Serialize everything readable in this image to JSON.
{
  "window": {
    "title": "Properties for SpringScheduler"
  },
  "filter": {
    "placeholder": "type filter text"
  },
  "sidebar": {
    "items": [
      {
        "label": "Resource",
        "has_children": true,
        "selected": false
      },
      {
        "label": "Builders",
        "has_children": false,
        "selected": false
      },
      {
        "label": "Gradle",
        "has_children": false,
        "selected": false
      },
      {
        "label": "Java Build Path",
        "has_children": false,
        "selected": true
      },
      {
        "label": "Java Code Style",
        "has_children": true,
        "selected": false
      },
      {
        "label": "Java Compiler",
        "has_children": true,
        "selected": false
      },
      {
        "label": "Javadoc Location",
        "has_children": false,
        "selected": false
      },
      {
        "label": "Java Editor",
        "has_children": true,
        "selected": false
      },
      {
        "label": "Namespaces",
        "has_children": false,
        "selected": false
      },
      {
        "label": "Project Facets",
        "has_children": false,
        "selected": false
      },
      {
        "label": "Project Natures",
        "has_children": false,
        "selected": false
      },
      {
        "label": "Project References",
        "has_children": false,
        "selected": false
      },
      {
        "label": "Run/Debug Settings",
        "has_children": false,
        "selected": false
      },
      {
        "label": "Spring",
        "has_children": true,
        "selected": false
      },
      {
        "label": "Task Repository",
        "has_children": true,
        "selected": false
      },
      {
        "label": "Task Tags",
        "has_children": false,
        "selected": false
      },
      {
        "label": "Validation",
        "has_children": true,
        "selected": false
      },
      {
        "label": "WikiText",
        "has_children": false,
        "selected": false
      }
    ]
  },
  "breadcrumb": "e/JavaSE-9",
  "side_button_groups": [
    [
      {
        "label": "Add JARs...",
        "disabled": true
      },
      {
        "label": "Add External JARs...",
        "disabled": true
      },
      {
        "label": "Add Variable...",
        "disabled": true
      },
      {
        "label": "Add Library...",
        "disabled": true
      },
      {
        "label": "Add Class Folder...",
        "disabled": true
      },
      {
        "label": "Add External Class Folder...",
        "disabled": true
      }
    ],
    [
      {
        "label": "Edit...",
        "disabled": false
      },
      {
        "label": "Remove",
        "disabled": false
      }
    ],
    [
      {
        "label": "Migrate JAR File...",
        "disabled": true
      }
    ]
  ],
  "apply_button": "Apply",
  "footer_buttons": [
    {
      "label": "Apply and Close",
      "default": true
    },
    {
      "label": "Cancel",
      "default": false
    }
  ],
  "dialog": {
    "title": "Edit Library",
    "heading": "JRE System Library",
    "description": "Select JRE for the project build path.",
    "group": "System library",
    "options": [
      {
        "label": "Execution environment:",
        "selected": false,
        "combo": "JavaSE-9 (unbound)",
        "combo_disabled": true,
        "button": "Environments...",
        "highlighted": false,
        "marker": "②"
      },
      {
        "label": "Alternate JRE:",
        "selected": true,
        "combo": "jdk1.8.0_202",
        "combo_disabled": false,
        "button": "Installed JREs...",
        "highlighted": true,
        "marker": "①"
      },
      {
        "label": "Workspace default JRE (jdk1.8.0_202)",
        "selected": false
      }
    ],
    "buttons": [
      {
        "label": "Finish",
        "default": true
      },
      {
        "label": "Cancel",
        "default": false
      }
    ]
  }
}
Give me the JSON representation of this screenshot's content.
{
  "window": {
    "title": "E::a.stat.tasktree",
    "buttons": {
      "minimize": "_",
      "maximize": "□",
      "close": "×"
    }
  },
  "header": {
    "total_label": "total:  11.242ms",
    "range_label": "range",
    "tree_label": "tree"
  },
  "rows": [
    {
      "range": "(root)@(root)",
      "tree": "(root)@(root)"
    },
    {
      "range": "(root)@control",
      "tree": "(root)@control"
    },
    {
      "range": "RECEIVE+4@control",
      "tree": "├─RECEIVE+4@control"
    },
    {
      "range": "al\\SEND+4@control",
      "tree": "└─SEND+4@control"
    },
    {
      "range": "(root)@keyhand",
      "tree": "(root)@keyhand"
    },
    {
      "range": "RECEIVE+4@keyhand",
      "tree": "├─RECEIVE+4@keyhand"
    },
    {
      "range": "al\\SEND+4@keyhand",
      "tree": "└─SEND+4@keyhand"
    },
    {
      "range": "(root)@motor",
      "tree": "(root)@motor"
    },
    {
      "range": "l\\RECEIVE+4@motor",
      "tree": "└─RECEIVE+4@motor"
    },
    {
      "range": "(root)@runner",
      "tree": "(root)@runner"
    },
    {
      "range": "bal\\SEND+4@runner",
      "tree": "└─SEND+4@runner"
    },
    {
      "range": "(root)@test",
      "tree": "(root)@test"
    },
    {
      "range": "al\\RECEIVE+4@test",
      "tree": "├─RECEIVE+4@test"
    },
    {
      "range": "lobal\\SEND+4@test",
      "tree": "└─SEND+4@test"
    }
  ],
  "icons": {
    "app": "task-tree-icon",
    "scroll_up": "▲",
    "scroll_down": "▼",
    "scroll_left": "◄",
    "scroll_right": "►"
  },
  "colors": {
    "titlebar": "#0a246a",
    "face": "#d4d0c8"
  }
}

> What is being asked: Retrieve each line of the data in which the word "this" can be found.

> Reply:
Serialize everything readable in this image to JSON.
Give me the JSON representation of this screenshot's content.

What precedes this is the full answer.